The Arts Atlantic Symposium, organized by ArtsLink NB, announced at a press event Thursday that entertainer and fine arts student, Nikki Payne, will be one of its “marquee presenters.” Payne will share her story of taking risks in the arts world and how those risks can pay off greatly.
Taking place October 14 to 18 in Saint John, the Arts Atlantic Symposium will be a multi-day festival and conference event celebrating and examining the creativity and challenges that come with working in the arts in Atlantic Canada.
Originally from Nova Scotia, Payne is the recipient of three Canadian Comedy Awards and headlined multiple sold-out national tours. Her Comedy Inc special on CTV was one of the networks most viewed programs. She’s also appeared on NBC’s Last Comic Standing and is a regular on Much Music’s Video on Trial.
After moving to Toronto to hone her craft, she made the decision to move back to the east coast and put down new roots in Shediac. Since then, she has returned to school, studying fine arts at Mount Allison University.

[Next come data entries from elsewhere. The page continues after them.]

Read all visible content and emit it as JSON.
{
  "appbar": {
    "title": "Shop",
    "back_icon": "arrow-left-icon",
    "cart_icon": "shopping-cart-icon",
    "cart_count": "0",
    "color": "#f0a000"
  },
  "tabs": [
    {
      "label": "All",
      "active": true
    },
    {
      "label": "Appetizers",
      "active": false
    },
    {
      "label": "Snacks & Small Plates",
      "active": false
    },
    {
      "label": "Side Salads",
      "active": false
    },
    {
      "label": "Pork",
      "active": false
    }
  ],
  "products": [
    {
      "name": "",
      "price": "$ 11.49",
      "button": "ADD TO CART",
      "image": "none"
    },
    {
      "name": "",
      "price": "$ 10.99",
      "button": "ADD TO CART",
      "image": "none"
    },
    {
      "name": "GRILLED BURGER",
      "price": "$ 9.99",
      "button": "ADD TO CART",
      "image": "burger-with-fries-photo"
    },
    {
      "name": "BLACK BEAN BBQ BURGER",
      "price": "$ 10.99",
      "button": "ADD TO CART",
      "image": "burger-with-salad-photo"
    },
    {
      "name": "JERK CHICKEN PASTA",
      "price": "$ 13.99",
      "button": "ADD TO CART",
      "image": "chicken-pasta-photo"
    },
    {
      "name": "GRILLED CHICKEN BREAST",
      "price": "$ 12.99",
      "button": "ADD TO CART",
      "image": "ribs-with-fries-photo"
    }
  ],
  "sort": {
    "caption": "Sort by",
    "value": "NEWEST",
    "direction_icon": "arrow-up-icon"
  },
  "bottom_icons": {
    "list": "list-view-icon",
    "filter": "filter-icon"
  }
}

“Nikki is an interesting case. She is very well-known and she definitely has a name, but at the same time she’s made a decision to move back to the east [coast] because of the merits of living here, the cost of living and things like that [and] also to go back to school and study fine arts,” said Mark Burnett, ArtsLink NB’s event coordinator.

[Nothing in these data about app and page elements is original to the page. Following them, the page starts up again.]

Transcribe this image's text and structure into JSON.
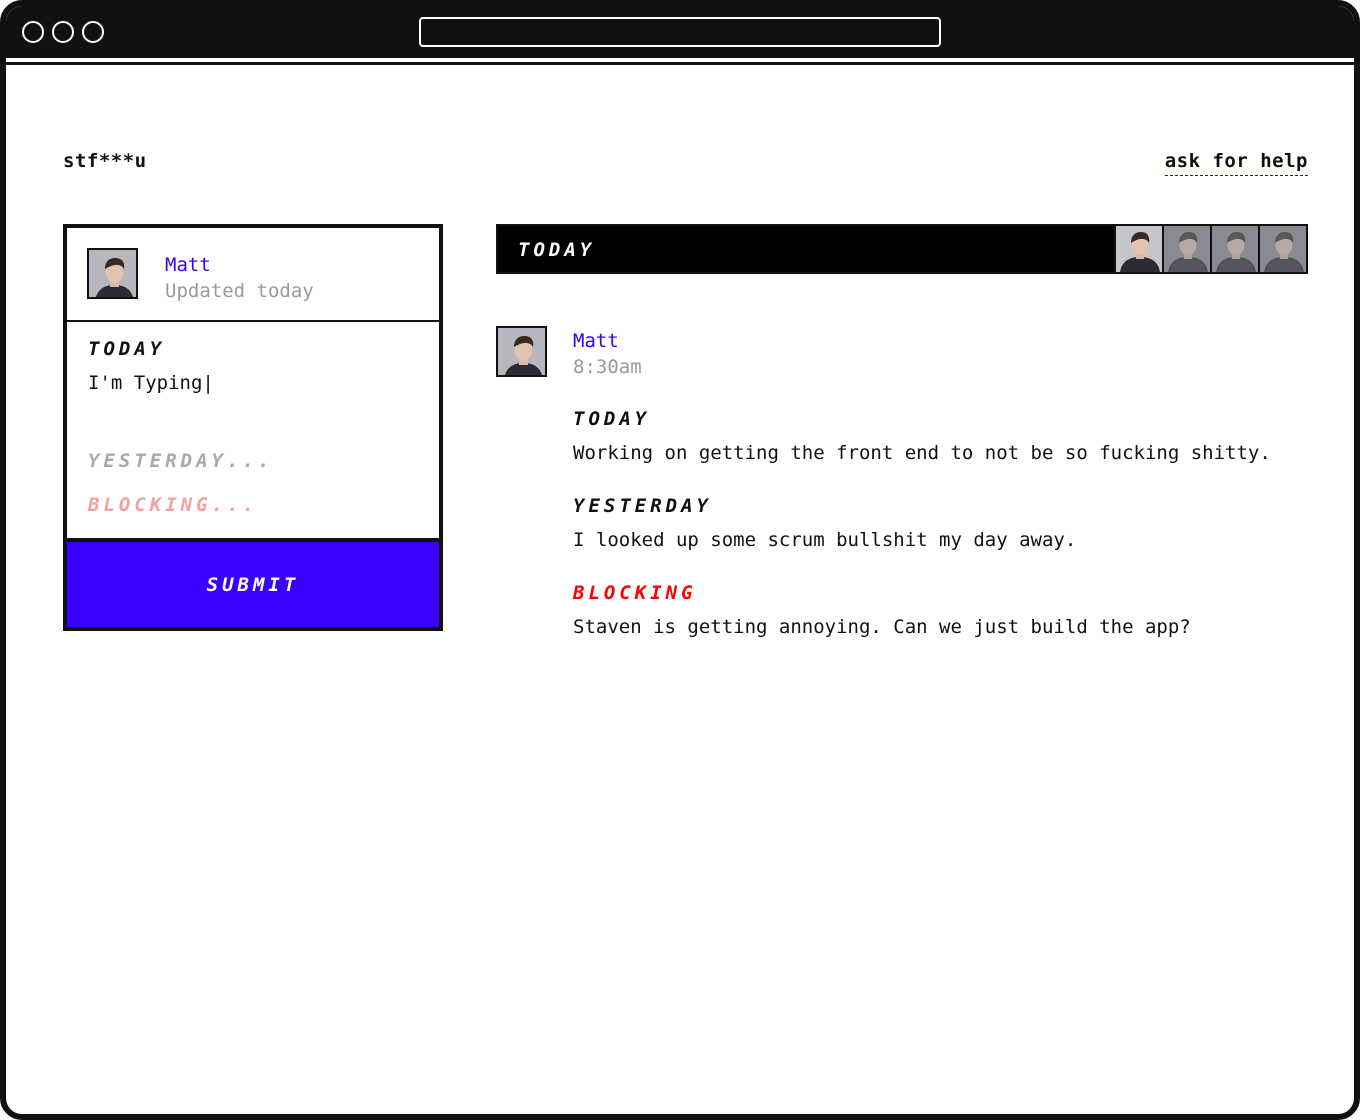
{
  "app": {
    "brand": "stf***u",
    "help_link": "ask for help"
  },
  "composer": {
    "user_name": "Matt",
    "user_status": "Updated today",
    "today_label": "TODAY",
    "today_value": "I'm Typing|",
    "yesterday_placeholder": "YESTERDAY...",
    "blocking_placeholder": "BLOCKING...",
    "submit_label": "SUBMIT"
  },
  "feed": {
    "header_label": "TODAY",
    "team_avatars": [
      "avatar-matt",
      "avatar-teammate",
      "avatar-teammate",
      "avatar-teammate"
    ],
    "post": {
      "user_name": "Matt",
      "time": "8:30am",
      "today_label": "TODAY",
      "today_text": "Working on getting the front end to not be so fucking shitty.",
      "yesterday_label": "YESTERDAY",
      "yesterday_text": "I looked up some scrum bullshit my day away.",
      "blocking_label": "BLOCKING",
      "blocking_text": "Staven is getting annoying. Can we just build the app?"
    }
  },
  "colors": {
    "accent": "#3a00ff",
    "blocking": "#ff0000",
    "muted": "#9a9a9a",
    "ink": "#111111"
  }
}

“It really seems like a good match for what we’re trying to do to show people it is possible to come back. It is possible to make a living from the arts.”
Burnett says more keynote presenters will be presented leading up to the October event.
“We will be rolling them out as the months roll on,” he said. “But she is the first, so we’re very excited to have her.
The conference portion of the event is open to anybody who considers themselves an artist, with passes now on sale through the Imperial Theatre. The public events and art demonstrations throughout the four days will be open to the general public. Though planning is still underway, Burnett said the symposium has already generated lots of excitement from the region’s arts community.
“We’ve had plenty of artists reach out asking questions, looking for information,” he said. “We’re just glad we’re at the point now where we can start sharing that information with people and really start to hype this up.”